Stories about self-acceptance are threaded throughout Trans Scripts. Lucas considers himself a “custodian” of the stories his subjects told him. That is why the entire play is verbatim text from seven trans women he interviewed, edited for clarity. As Lucas puts it, “I’m not a cis person telling anybody’s story. I’m a cis person listening to dozens of stories and then trying to honor what I have heard onstage.”
True to Trans Scripts’s heterogeneous approach, some women present themselves as traditionally feminine while others take a more androgynous approach. Some are upfront about their identity; others prefer to blend in. The point is to show that there is no such thing as a single quintessential trans narrative but rather many. Lucas is also hyper-aware of what is left out of Trans Scripts. “It doesn’t deal with the younger trans experience, and younger trans experience from my observation is quite different,” he says. A subsequent Trans Scripts, he says, will deal with trans men and gender nonconforming individuals.
What works like Trans Scripts and Orange Julius allow for is the opportunity for trans individuals to tell their stories in their own words. Both Leigh and Kreimendahl agree that trans actors have increased in visibility, and theatres are now taking more active steps to cast trans actors in trans roles, but at the same time, trans writers are still underrepresented.
Leigh is part of a trans artists collective that has advocated for increasing representation of trans artists on and offstage. For Charm at Mosaic Theater, which was written by a cis playwright, the group curated a pop-up bookstore in the theatre lobby to sell works by trans and gender nonconforming artists of color (and they’re currently working to recreate the bookstore for the MCC production of Charm). To Leigh, actions like the bookstore or programming talkbacks with trans individuals are ways to make sure the story being represented onstage isn’t just a tourist commodity for cis audiences—that it will also benefit the greater trans community.

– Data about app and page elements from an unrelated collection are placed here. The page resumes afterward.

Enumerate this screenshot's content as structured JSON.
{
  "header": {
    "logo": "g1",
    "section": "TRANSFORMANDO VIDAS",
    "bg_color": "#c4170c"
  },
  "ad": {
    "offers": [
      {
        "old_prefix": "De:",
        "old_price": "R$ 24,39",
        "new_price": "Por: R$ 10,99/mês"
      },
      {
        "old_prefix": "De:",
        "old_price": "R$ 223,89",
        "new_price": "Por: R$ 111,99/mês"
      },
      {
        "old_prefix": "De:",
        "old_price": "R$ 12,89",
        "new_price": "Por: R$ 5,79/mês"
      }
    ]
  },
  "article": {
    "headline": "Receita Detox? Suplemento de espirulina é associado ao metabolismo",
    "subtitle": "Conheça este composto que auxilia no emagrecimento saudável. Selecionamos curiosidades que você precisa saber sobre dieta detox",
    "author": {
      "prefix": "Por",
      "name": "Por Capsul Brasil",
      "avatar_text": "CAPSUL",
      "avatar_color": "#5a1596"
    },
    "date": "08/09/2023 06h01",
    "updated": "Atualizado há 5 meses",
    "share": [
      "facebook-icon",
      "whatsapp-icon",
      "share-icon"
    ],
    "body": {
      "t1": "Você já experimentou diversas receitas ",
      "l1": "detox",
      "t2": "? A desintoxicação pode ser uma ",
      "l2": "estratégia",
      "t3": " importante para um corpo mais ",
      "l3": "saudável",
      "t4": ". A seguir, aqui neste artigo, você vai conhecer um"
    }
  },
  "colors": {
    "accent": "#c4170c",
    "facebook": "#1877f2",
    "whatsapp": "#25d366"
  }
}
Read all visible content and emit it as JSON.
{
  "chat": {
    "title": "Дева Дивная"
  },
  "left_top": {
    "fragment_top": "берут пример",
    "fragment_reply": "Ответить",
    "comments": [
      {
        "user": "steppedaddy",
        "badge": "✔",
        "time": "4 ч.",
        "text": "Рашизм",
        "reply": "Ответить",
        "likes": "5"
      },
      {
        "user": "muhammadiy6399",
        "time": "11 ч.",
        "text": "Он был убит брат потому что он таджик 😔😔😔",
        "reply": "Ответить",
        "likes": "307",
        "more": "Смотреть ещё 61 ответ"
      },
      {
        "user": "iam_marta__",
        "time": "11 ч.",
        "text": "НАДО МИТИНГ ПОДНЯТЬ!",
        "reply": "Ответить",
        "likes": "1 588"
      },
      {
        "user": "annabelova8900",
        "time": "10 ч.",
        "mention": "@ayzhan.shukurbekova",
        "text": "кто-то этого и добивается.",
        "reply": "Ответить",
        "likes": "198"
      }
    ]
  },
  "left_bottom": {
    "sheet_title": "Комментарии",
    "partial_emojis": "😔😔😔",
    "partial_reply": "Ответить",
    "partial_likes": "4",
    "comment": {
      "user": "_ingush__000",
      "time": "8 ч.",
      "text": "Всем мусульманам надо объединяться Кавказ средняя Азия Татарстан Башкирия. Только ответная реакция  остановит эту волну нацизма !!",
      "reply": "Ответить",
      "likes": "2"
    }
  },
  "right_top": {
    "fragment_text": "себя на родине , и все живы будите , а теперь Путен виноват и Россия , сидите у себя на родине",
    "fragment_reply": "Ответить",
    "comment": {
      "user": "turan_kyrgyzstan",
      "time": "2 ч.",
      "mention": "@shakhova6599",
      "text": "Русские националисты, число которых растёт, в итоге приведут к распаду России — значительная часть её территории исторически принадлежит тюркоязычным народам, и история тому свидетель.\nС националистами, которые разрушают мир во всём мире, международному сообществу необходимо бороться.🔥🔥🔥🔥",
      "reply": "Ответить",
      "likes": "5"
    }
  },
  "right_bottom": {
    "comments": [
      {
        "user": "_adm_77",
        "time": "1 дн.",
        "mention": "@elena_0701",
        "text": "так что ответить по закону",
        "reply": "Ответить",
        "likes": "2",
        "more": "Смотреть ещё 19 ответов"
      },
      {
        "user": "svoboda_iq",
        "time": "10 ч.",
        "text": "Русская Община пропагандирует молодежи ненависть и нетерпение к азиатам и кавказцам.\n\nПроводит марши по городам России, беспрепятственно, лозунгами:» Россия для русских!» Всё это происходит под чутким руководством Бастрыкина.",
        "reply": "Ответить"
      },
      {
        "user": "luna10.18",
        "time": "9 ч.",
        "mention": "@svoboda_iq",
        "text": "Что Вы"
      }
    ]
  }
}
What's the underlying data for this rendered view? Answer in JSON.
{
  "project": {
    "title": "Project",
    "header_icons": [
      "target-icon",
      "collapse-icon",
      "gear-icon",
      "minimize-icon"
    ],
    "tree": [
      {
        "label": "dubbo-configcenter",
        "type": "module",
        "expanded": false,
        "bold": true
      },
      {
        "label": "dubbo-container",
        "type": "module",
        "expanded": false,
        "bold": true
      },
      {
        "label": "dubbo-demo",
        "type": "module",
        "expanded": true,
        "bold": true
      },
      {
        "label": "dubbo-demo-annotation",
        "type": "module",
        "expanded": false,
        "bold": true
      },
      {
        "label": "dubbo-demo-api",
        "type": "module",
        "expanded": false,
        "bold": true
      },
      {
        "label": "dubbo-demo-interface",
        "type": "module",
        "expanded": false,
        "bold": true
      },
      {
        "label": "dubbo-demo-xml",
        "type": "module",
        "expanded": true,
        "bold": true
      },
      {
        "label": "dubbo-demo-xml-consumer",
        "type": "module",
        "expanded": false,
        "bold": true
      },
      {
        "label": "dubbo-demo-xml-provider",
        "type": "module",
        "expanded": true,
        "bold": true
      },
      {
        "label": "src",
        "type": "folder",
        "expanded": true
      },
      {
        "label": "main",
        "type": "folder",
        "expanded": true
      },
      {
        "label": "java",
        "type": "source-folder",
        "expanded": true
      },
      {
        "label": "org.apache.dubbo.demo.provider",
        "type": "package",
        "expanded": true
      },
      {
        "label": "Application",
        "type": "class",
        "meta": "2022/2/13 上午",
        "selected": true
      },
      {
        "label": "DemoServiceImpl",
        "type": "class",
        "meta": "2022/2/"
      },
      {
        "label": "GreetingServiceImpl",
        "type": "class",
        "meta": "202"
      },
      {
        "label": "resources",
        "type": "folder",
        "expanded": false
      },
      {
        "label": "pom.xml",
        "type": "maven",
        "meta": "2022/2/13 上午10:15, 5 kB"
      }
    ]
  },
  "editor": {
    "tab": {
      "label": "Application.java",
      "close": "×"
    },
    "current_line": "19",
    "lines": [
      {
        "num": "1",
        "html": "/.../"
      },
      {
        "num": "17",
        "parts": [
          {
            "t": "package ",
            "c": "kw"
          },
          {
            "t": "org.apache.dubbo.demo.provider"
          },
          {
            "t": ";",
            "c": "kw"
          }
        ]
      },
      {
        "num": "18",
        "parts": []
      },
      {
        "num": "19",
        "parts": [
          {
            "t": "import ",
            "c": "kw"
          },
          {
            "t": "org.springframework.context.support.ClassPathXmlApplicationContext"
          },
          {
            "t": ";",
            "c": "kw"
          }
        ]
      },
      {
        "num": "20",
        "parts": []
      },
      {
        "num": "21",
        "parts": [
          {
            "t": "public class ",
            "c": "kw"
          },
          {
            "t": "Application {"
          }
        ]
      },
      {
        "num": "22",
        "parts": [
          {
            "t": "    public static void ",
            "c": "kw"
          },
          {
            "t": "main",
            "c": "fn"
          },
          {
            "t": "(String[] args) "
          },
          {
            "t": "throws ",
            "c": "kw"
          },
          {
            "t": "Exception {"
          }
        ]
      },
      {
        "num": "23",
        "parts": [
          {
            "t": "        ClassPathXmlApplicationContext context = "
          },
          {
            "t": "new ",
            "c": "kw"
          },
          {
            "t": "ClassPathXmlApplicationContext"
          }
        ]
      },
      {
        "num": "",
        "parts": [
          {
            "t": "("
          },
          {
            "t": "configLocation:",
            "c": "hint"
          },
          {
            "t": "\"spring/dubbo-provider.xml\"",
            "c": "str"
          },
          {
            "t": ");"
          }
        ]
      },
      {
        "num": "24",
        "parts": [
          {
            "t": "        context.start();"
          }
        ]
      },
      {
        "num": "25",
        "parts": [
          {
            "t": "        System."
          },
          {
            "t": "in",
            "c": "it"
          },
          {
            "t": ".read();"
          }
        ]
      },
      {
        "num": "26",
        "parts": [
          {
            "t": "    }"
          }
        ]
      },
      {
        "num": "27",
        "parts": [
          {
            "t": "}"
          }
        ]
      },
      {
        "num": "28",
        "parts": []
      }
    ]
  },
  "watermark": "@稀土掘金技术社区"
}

“We want to see theatres doing more,” says Leigh. “So if you’re doing a play about a trans person, what are you doing for the community? Are you doing any special talkbacks? Are you doing any special programs?” In a similar vein, for Trans Scripts, ART is hosting an adjoining festival featuring works by trans performers and writers called the I.D. Festival.
For Kreimendahl, it’s not that cis folks can’t write about the trans experience; after all, he notes, “As a writer, I want to be able to write not just trans or queer stories.” In fact, his next play We’re Gonna Be Okay is about two cisgender heterosexual couples; it’s set to premiere at the 2017 Humana Festival of New American Plays. At the same time, he says, there’s an obligation to get the subject right. “If we’re going to tell another story, we have to be, like, really conscious of what we’re doing, and what we’re saying, and are we able to tell that story or not.”
Leigh concurs. “It’s not someone saying, ‘Oh, you’re a cis man, you shouldn’t be writing about this.’ It’s about: Why isn’t the work of trans male, trans female playwrights being done more often?” That’s why she encourages theatres who want to program a trans-themed play by a cis writer to make sure to also program plays by trans writers. “Do both. Do those plays also.”
At the end of the day, as Leigh’s character in Trans Scripts puts it, “We have hundreds and thousands and tens of thousands and hundreds of thousands of stories.” And those stories, in all of their complexity and authenticity, deserve to be onstage.